What a difference a few months make.
Kesselring said the testing data for the single-gender classrooms was mixed.
"Some areas have shown gains; however the gains have not been consistent and sustained over time," she wrote, summarizing test data from 2010 to 2013. "The decision to eliminate the single-gender program was based on these results as well as the inability to expand the program to more than one class of each gender at each grade level. Having only one class of each gender at each grade level has resulted in an increase in some social as well as some discipline issues."
Michalicka, looking at the same data, has a much rosier outlook.
While acknowledging that mixed-gender classes sometimes performed better on tests, "by far, when you look at this, you see there's a lot of success with the program," she said.
The school, she said, also looks at other gains: social, behavioral, the general well-being of the student.
A review of the past three years of math, science and reading test data appears to support Michalicka's conclusion. While not universal, the single-gender classes generally outperformed those in mixed classrooms. That was especially true during the 2010-11 and 2011-12 school years.
During 2010-11, the fourth year of the program, the results were very apparent. On standardized reading exams, the boys and girls classes did better than the mixed-gender classrooms at every grade level except for kindergarten. In math, the single-gender classrooms beat their counterparts for all six grade levels — kindergarten through fifth. In science, the separate boys and girls classes bested mixed classes at two of three grade levels.
The following year, 2011-12, the results weren't quite as dramatic, but the single-gender classrooms still generally did better. The same was true for the past school year.
Teachers and students in the classes say there are a lot of benefits, beyond test scores, to separating the sexes.
Dee Cardenas, a single-gender teacher since the inception of the program, said research shows that boys and girls learn differently, and she's noticed a stark contrast between her single-sex and mixed-gender classes.
"They don't run as smoothly in my opinion," she said of the mixed classes. "It seems to run smoother with either the all girls or the all boys because their needs are being met."
Melissa Tomlinson, a single-gender teacher who also had a child in the program, said it allowed her son to be exactly who he needed to be.
"He wasn't stifled from just being a boy," she said. "He needed to move. He needed to tap. He was allowed to just be a boy."

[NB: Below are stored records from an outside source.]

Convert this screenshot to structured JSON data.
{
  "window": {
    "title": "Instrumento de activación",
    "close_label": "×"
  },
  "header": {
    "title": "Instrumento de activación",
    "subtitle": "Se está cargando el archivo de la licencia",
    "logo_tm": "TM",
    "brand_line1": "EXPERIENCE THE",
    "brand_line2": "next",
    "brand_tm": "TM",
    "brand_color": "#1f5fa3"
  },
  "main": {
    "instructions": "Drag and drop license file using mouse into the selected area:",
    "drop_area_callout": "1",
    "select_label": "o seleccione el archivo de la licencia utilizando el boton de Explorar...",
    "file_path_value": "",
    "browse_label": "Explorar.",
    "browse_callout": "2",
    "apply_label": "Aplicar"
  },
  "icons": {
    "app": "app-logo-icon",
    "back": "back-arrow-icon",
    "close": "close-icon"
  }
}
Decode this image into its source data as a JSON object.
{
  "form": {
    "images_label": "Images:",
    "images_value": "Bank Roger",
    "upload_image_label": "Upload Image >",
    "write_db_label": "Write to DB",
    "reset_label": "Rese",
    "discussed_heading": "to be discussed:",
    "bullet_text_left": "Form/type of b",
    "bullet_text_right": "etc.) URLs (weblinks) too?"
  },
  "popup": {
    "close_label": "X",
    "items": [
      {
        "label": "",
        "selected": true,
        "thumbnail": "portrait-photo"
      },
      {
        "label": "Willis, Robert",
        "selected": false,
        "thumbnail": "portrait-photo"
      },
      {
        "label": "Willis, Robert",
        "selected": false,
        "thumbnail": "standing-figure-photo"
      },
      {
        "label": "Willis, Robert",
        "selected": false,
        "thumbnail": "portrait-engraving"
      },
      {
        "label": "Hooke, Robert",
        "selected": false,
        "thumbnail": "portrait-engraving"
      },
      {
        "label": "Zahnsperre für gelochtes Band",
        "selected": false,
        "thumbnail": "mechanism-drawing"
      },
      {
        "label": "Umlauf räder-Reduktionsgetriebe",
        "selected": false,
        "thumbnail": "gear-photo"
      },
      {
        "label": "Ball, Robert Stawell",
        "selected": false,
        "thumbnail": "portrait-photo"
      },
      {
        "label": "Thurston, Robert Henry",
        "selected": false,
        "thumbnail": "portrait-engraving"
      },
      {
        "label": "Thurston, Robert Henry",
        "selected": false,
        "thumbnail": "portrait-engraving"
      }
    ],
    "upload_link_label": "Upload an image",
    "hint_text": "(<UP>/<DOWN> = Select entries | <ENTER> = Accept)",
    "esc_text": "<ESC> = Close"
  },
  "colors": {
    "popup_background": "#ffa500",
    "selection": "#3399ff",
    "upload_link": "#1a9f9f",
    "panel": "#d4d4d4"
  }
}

Ten-year-old Jade McCabe has been in both types of classrooms. Although she excelled in both, she definitely prefers being in the all-girl environment.
"The boys are always loud and stuff," she said. "I find it very easy to learn in the all-girls class."
Contact Danny Valentine at firstname.lastname@example.org or (352) 848-1432. On Twitter: @HernandoTimes.